By statute, the Office of the Citizenship and Immigration Services Ombudsman submits an Annual Report to Congress by June 30 of each year. The CIS Ombudsman’s Annual Report must provide a summary of the most pervasive and serious problems encountered by individuals and employers applying for immigration benefits with U.S. Citizenship and Immigration Services (USCIS). The Annual Report also reviews past recommendations to improve USCIS programs and services.
Annual Report 2020 Highlights
USCIS Naturalization Backlog. The N-400 backlog has steadily increased in the past decade, but surged significantly in fiscal years (FY) 2016 and 2017, resulting in a pending inventory of 652,431 applications at the end of 2019. USCIS has made efforts to deal with its backlog, including increasing fees to more closely align with a full fee recovery, but the closure of USCIS field offices caused by the COVID-19 pandemic has only exacerbated this backlog, creating a significant issue in addressing processing delays.
USCIS Denaturalization Operations. USCIS has worked to increase and centralize its denaturalization operations and referrals, in part due to weaknesses in the background check process that resulted in ineligible applicants becoming naturalized citizens. In January 2018, USCIS created the Benefits Integrity Office (BIO) (formerly known as the Historical Fingerprint Enrollment (HFE) Unit) in November 2019, to review questionable naturalization cases identified in the Department of Homeland Security (DHS) OIG’s report on Operation Janus. BIO’s denaturalization workload has since expanded and USCIS continues to analyze and learn from the cases to implement front end measures to prevent fraud and the erroneous naturalization of ineligible applicants.
USCIS Challenges to Address the Affirmative Asylum Backlog. The USCIS Asylum Division oversees the affirmative asylum application process and conducts all fear screenings for individuals apprehended at the U.S. border who are subject to expedited removal proceedings. Since 2014, fear screenings at the Southern border and affirmative asylum receipts have adversely impacted the USCIS Asylum Division. USCIS has managed these obligations through staffing adjustments, policy updates and proposed regulations.
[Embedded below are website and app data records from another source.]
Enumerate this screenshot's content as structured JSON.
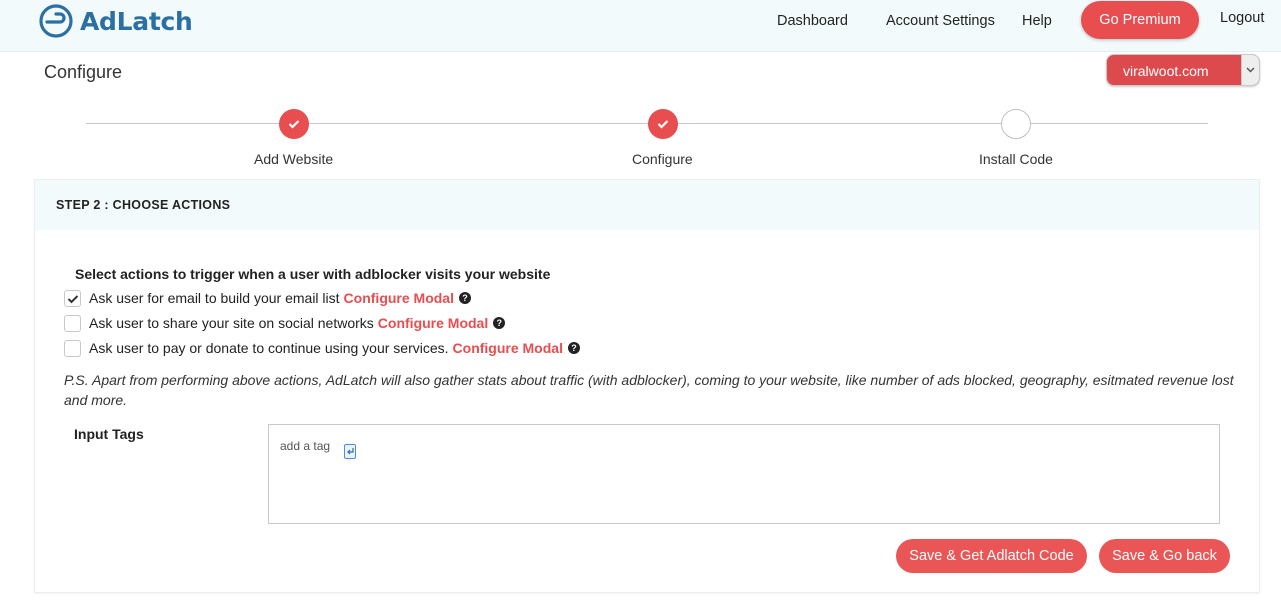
{
  "header": {
    "brand": "AdLatch",
    "nav": {
      "dashboard": "Dashboard",
      "account_settings": "Account Settings",
      "help": "Help",
      "go_premium": "Go Premium",
      "logout": "Logout"
    }
  },
  "page": {
    "title": "Configure",
    "site_selector": {
      "selected": "viralwoot.com"
    }
  },
  "stepper": {
    "steps": [
      {
        "label": "Add Website",
        "status": "complete"
      },
      {
        "label": "Configure",
        "status": "complete"
      },
      {
        "label": "Install Code",
        "status": "pending"
      }
    ]
  },
  "card": {
    "heading": "STEP 2 : CHOOSE ACTIONS",
    "section_title": "Select actions to trigger when a user with adblocker visits your website",
    "options": [
      {
        "label": "Ask user for email to build your email list",
        "link": "Configure Modal",
        "checked": true
      },
      {
        "label": "Ask user to share your site on social networks",
        "link": "Configure Modal",
        "checked": false
      },
      {
        "label": "Ask user to pay or donate to continue using your services.",
        "link": "Configure Modal",
        "checked": false
      }
    ],
    "ps_note": "P.S. Apart from performing above actions, AdLatch will also gather stats about traffic (with adblocker), coming to your website, like number of ads blocked, geography, esitmated revenue lost and more.",
    "input_tags": {
      "label": "Input Tags",
      "placeholder": "add a tag"
    },
    "buttons": {
      "save_get_code": "Save & Get Adlatch Code",
      "save_go_back": "Save & Go back"
    }
  },
  "colors": {
    "accent": "#e84d50",
    "brand": "#2c6fa3",
    "header_bg": "#f3fafc"
  }
}
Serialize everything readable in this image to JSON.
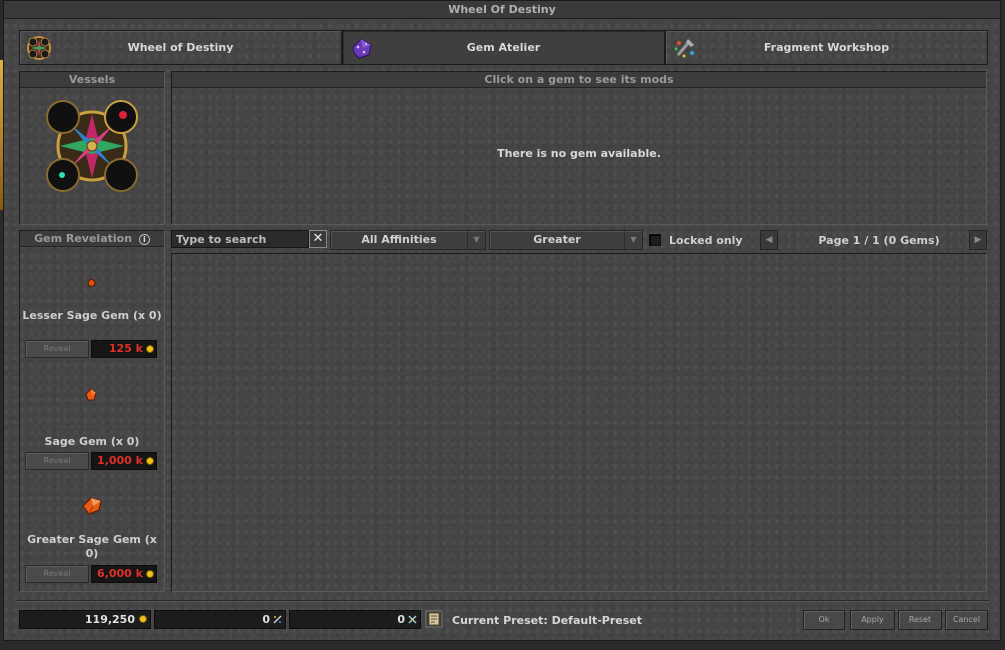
{
  "window": {
    "title": "Wheel Of Destiny"
  },
  "tabs": [
    {
      "label": "Wheel of Destiny",
      "icon": "wheel-icon",
      "active": false
    },
    {
      "label": "Gem Atelier",
      "icon": "gem-atelier-icon",
      "active": true
    },
    {
      "label": "Fragment Workshop",
      "icon": "fragment-workshop-icon",
      "active": false
    }
  ],
  "vessels": {
    "title": "Vessels"
  },
  "gem_details": {
    "title": "Click on a gem to see its mods",
    "empty_message": "There is no gem available."
  },
  "revelation": {
    "title": "Gem Revelation",
    "info_icon": "info-icon",
    "gems": [
      {
        "name": "Lesser Sage Gem (x 0)",
        "button": "Reveal",
        "price": "125 k"
      },
      {
        "name": "Sage Gem (x 0)",
        "button": "Reveal",
        "price": "1,000 k"
      },
      {
        "name": "Greater Sage Gem (x 0)",
        "button": "Reveal",
        "price": "6,000 k"
      }
    ]
  },
  "filters": {
    "search_placeholder": "Type to search",
    "clear_symbol": "✕",
    "affinity": "All Affinities",
    "quality": "Greater",
    "locked_only_label": "Locked only",
    "page_label": "Page 1 / 1 (0 Gems)",
    "prev_symbol": "◀",
    "next_symbol": "▶"
  },
  "footer": {
    "gold": "119,250",
    "lesser_fragments": "0",
    "greater_fragments": "0",
    "preset_label": "Current Preset: Default-Preset",
    "buttons": {
      "ok": "Ok",
      "apply": "Apply",
      "reset": "Reset",
      "cancel": "Cancel"
    }
  },
  "colors": {
    "price_red": "#e0302a",
    "gold_coin": "#f0c020",
    "text": "#d0d0d0"
  }
}
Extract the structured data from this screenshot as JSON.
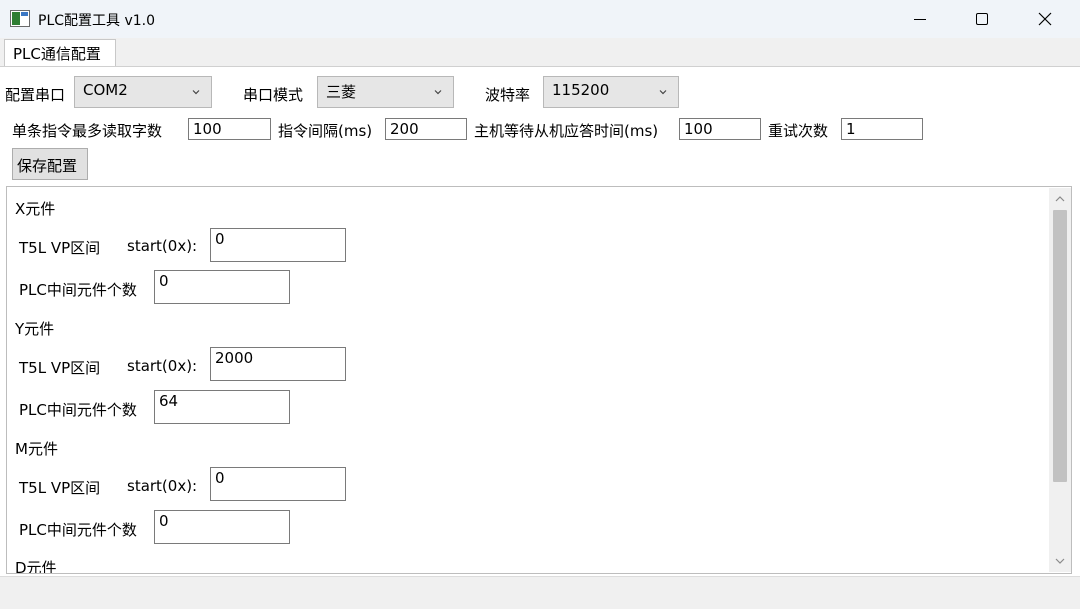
{
  "window": {
    "title": "PLC配置工具 v1.0",
    "icon": "app-window-icon",
    "controls": [
      "minimize-icon",
      "maximize-icon",
      "close-icon"
    ]
  },
  "tabs": [
    {
      "label": "PLC通信配置",
      "active": true
    }
  ],
  "serial": {
    "port_label": "配置串口",
    "port_value": "COM2",
    "mode_label": "串口模式",
    "mode_value": "三菱",
    "baud_label": "波特率",
    "baud_value": "115200"
  },
  "params": {
    "max_read_label": "单条指令最多读取字数",
    "max_read_value": "100",
    "interval_label": "指令间隔(ms)",
    "interval_value": "200",
    "wait_label": "主机等待从机应答时间(ms)",
    "wait_value": "100",
    "retry_label": "重试次数",
    "retry_value": "1"
  },
  "save_button": "保存配置",
  "sections": [
    {
      "title": "X元件",
      "vp_label": "T5L VP区间",
      "start_label": "start(0x):",
      "start_value": "0",
      "count_label": "PLC中间元件个数",
      "count_value": "0"
    },
    {
      "title": "Y元件",
      "vp_label": "T5L VP区间",
      "start_label": "start(0x):",
      "start_value": "2000",
      "count_label": "PLC中间元件个数",
      "count_value": "64"
    },
    {
      "title": "M元件",
      "vp_label": "T5L VP区间",
      "start_label": "start(0x):",
      "start_value": "0",
      "count_label": "PLC中间元件个数",
      "count_value": "0"
    },
    {
      "title": "D元件"
    }
  ],
  "colors": {
    "titlebar": "#f0f4f9",
    "panel": "#ffffff",
    "combo": "#e6e6e6",
    "scroll_thumb": "#c2c2c2"
  }
}
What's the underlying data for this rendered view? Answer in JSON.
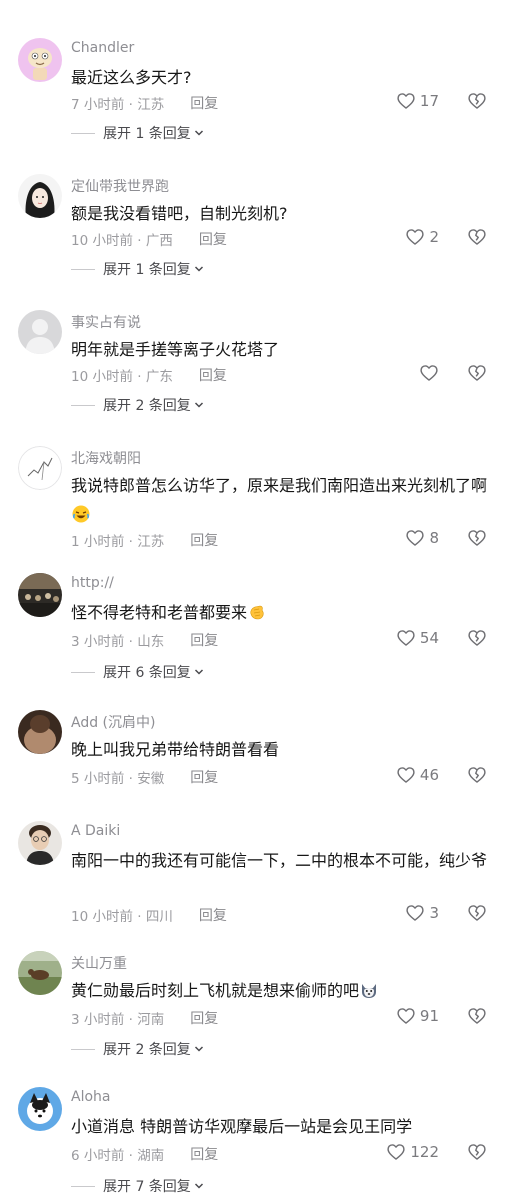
{
  "reply_label": "回复",
  "comments": [
    {
      "username": "Chandler",
      "text": "最近这么多天才?",
      "meta": "7 小时前 · 江苏",
      "likes": "17",
      "expand": "展开 1 条回复"
    },
    {
      "username": "定仙带我世界跑",
      "text": "额是我没看错吧，自制光刻机?",
      "meta": "10 小时前 · 广西",
      "likes": "2",
      "expand": "展开 1 条回复"
    },
    {
      "username": "事实占有说",
      "text": "明年就是手搓等离子火花塔了",
      "meta": "10 小时前 · 广东",
      "likes": "",
      "expand": "展开 2 条回复"
    },
    {
      "username": "北海戏朝阳",
      "text": "我说特郎普怎么访华了，原来是我们南阳造出来光刻机了啊",
      "meta": "1 小时前 · 江苏",
      "likes": "8",
      "expand": ""
    },
    {
      "username": "http://",
      "text": "怪不得老特和老普都要来",
      "meta": "3 小时前 · 山东",
      "likes": "54",
      "expand": "展开 6 条回复"
    },
    {
      "username": "Add (沉肩中)",
      "text": "晚上叫我兄弟带给特朗普看看",
      "meta": "5 小时前 · 安徽",
      "likes": "46",
      "expand": ""
    },
    {
      "username": "A Daiki",
      "text": "南阳一中的我还有可能信一下，二中的根本不可能，纯少爷",
      "meta": "10 小时前 · 四川",
      "likes": "3",
      "expand": ""
    },
    {
      "username": "关山万重",
      "text": "黄仁勋最后时刻上飞机就是想来偷师的吧",
      "meta": "3 小时前 · 河南",
      "likes": "91",
      "expand": "展开 2 条回复"
    },
    {
      "username": "Aloha",
      "text": "小道消息 特朗普访华观摩最后一站是会见王同学",
      "meta": "6 小时前 · 湖南",
      "likes": "122",
      "expand": "展开 7 条回复"
    }
  ],
  "icons": {
    "like": "heart-outline-icon",
    "dislike": "broken-heart-icon",
    "expand": "chevron-down-icon",
    "emoji_4": "laughing-crying-emoji",
    "emoji_5": "clapping-hands-emoji",
    "emoji_8": "husky-emoji"
  }
}
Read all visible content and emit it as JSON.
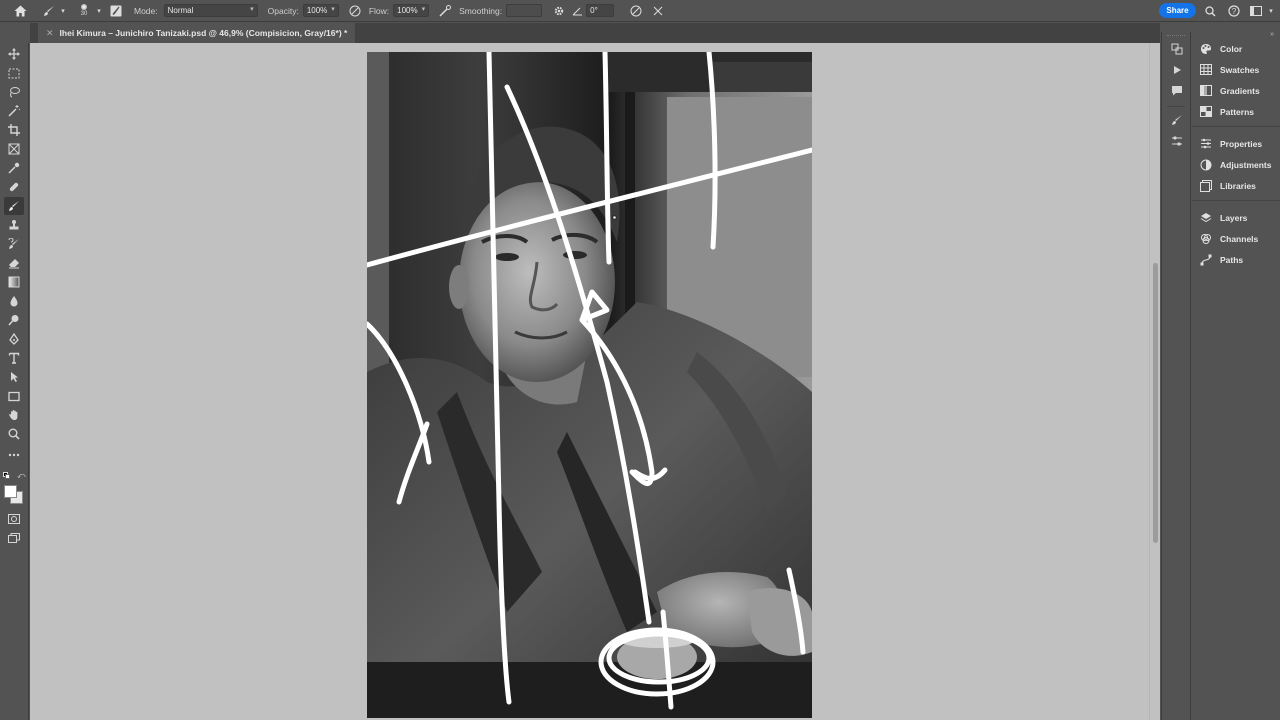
{
  "options_bar": {
    "brush_size": "30",
    "mode_label": "Mode:",
    "mode_value": "Normal",
    "opacity_label": "Opacity:",
    "opacity_value": "100%",
    "flow_label": "Flow:",
    "flow_value": "100%",
    "smoothing_label": "Smoothing:",
    "smoothing_value": "",
    "angle_value": "0°",
    "share_label": "Share"
  },
  "document": {
    "tab_title": "Ihei Kimura – Junichiro Tanizaki.psd @ 46,9% (Compisicion, Gray/16*) *"
  },
  "panels": {
    "group1": [
      {
        "label": "Color",
        "icon": "color-icon"
      },
      {
        "label": "Swatches",
        "icon": "swatches-icon"
      },
      {
        "label": "Gradients",
        "icon": "gradients-icon"
      },
      {
        "label": "Patterns",
        "icon": "patterns-icon"
      }
    ],
    "group2": [
      {
        "label": "Properties",
        "icon": "properties-icon"
      },
      {
        "label": "Adjustments",
        "icon": "adjustments-icon"
      },
      {
        "label": "Libraries",
        "icon": "libraries-icon"
      }
    ],
    "group3": [
      {
        "label": "Layers",
        "icon": "layers-icon"
      },
      {
        "label": "Channels",
        "icon": "channels-icon"
      },
      {
        "label": "Paths",
        "icon": "paths-icon"
      }
    ]
  },
  "colors": {
    "accent": "#1473e6",
    "chrome": "#535353",
    "canvas_bg": "#c1c1c1"
  }
}
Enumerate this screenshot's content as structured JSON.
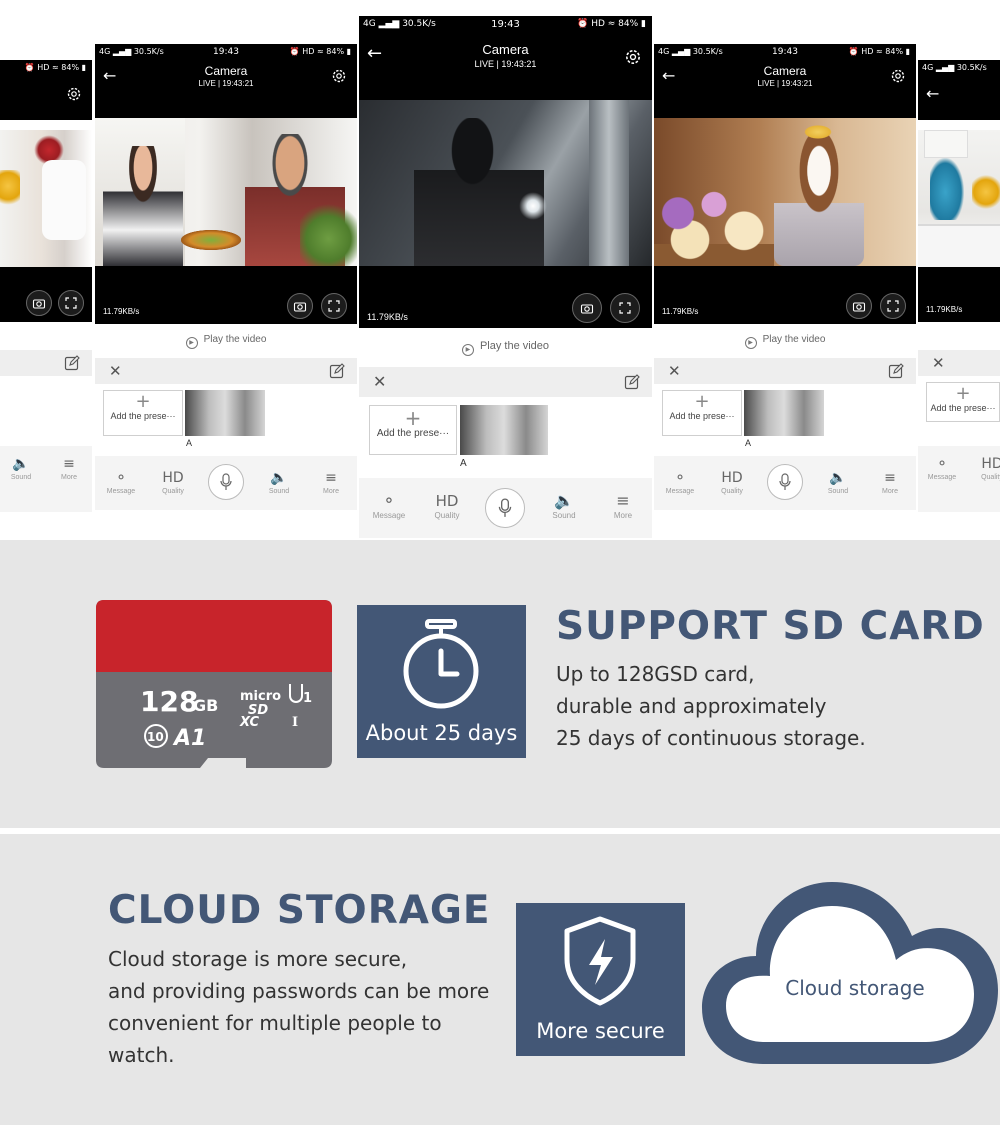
{
  "app": {
    "network": "4G",
    "speed": "30.5K/s",
    "time": "19:43",
    "battery": "84%",
    "signal_hd": "HD",
    "title": "Camera",
    "live": "LIVE | 19:43:21",
    "bitrate": "11.79KB/s",
    "play_video": "Play the video",
    "add_preset": "Add the prese···",
    "preset_label": "A",
    "bottom": {
      "message": "Message",
      "quality_icon": "HD",
      "quality": "Quality",
      "sound": "Sound",
      "more": "More"
    }
  },
  "sd": {
    "heading": "SUPPORT SD CARD",
    "lines": [
      "Up to 128GSD card,",
      "durable and approximately",
      "25 days of continuous storage."
    ],
    "tile_label": "About 25 days",
    "card": {
      "capacity": "128",
      "unit": "GB",
      "brand1": "micro",
      "brand2": "SD",
      "xc": "XC",
      "uhs": "1",
      "uhs_roman": "I",
      "class": "10",
      "app_class": "A1"
    }
  },
  "cloud": {
    "heading": "CLOUD STORAGE",
    "lines": [
      "Cloud storage is more secure,",
      "and providing passwords can be more",
      "convenient for multiple people to",
      "watch."
    ],
    "tile_label": "More secure",
    "cloud_label": "Cloud storage"
  },
  "colors": {
    "accent": "#435776",
    "card_red": "#c8242b",
    "card_gray": "#6e6e73",
    "section_bg": "#e6e6e6"
  }
}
Despite many efforts, the affirmative asylum backlog remains above 350,000 as of the publication of this Report. USCIS could publish processing times for long-pending asylum applications and could triage pending applications to determine ineligible cases that may be removed from the queue.
Foreign Students and Regulating Optional Practical Training. Foreign students in the United States have options to pursue non-academic learning activities, including temporary employment through Optional Practical Training (OPT). This article conducts a risk analysis of the OPT program by examining three areas: threat, vulnerability and consequence. The risk assessment raises concerns about vulnerabilities in the program that may be exploited by foreign governments with interests adverse to those of the United States.
Spotlight on the DHS IDII. DHS has had a longstanding challenge with collecting, storing, sharing, and analyzing immigration data. To address these issues, in September 2016, the Department launched the Immigration Data Integration Initiative (IDII). As the IDII nears its four-year anniversary, it is working closely with newly-appointed DHS and Component Chief Data Officers (CDO) to begin implementing immigration data standards, collaborating with U.S. Customs and Border Protection’s (CBP’s) Unified Immigration Portal (UIP) team to improve enterprise-wide access to standardized data, and delivering authoritative statistical Immigration Data as a Service (ImmDaaS) to internal and external stakeholders.
A Follow-up Review of USCIS’ InfoMod. While the initiation of the Information Services Modernization (InfoMod) initiative was somewhat bumpy, both program times and response times have improved since its nationwide expansion. Data from 2019 seems to indicate InfoMod has met its stated goal to free up adjudication resources by steering inquirers to the self-help tools available through a variety of media, although it is unclear how those resources have benefited adjudication times. Stakeholders continue to report dissatisfaction with the program, citing wait times to speak to a representative and a lack of knowledge among the initial representatives encountered. The InfoMod program will continue to be on the front lines as USCIS returns to in-person operations at its field offices in the wake of COVID-19.